Jurassic Park III
First, let's get the bad news out of the way. Would you believe that a 10-year-old boy would go parasailing near an island 270 miles off the coast of Costa Rica, an island that has been officially declared off limits to all forms of contact because it contains - oh, you know who I mean. And that he is able to land on the island and survive alone for eight weeks? Well, I wouldn't either. But that's the premise on which this film is based, and we just have to accept it.
We accept it because once that dreadful opening is out of the way this film turns out to be rather well done. Unlike most third films in a series, this one actually works. For the first time in the series the various dinosaurs look and act truly real. And the match between live human and computer-generated reptile is uncanny. No disjunctions, nothing like the hundred-foot wave in "The Perfect Storm" that never quite reaches the boat; nothing like the tornado in "Twister" that's about as real as the one in "The Wizard of Oz." These creatures mean business, and they are worthy adversaries.

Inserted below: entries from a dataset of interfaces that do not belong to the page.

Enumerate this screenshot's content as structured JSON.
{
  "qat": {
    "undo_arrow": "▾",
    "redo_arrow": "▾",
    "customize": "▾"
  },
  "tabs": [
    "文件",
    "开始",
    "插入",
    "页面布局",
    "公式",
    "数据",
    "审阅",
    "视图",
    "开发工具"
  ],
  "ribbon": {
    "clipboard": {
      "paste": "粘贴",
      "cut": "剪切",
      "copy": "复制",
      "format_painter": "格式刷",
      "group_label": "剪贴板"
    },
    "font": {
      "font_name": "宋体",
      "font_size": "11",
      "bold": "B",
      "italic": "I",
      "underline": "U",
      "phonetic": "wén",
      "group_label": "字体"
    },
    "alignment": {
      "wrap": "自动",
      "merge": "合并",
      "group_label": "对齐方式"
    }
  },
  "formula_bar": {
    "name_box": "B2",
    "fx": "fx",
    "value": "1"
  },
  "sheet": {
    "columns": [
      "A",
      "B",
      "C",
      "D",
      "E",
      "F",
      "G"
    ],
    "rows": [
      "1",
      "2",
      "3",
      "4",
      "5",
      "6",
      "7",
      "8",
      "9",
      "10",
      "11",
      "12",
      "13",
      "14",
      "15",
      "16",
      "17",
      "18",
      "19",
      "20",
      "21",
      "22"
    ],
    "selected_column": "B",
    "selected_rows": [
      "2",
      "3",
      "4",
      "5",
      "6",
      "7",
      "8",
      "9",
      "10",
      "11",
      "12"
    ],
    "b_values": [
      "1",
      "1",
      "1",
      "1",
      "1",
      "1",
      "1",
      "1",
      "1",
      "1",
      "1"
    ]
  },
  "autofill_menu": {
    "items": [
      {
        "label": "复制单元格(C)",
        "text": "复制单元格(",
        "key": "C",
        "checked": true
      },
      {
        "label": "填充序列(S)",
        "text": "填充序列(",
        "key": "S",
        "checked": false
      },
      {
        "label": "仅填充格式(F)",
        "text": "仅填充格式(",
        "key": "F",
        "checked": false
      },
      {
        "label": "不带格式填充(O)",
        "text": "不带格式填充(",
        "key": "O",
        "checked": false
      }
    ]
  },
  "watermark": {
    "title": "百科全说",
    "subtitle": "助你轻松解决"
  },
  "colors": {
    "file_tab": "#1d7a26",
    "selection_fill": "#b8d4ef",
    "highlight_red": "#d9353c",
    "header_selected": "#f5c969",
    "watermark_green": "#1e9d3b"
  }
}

The very slim plot brings Dr. Alan Grant (Sam Neill) back to the island when the boy's parents (Willam H. Macy and Téa Leoni) lie about making a contribution to his research, so that they can land illegally in order to find and save their son Eric (Trevor Morgan). The rest of the film is nothing but reptiles vs. humans, and it is well done. If you've seen the trailer you've heard Sam Neill say "They've set a trap for us!" And they have, but not to worry; this is a studio film, after all. Everybody does a lot of running, falling, climbing, and suffering, and the peripheral characters die early, so we can focus on the important people. The action never stops, and director Joe Johnston does a good job of making the implausible plausible, or at least tolerable. In this summer of dogs, "Jurassic Park III" turns out to be one of the few films worth seeing.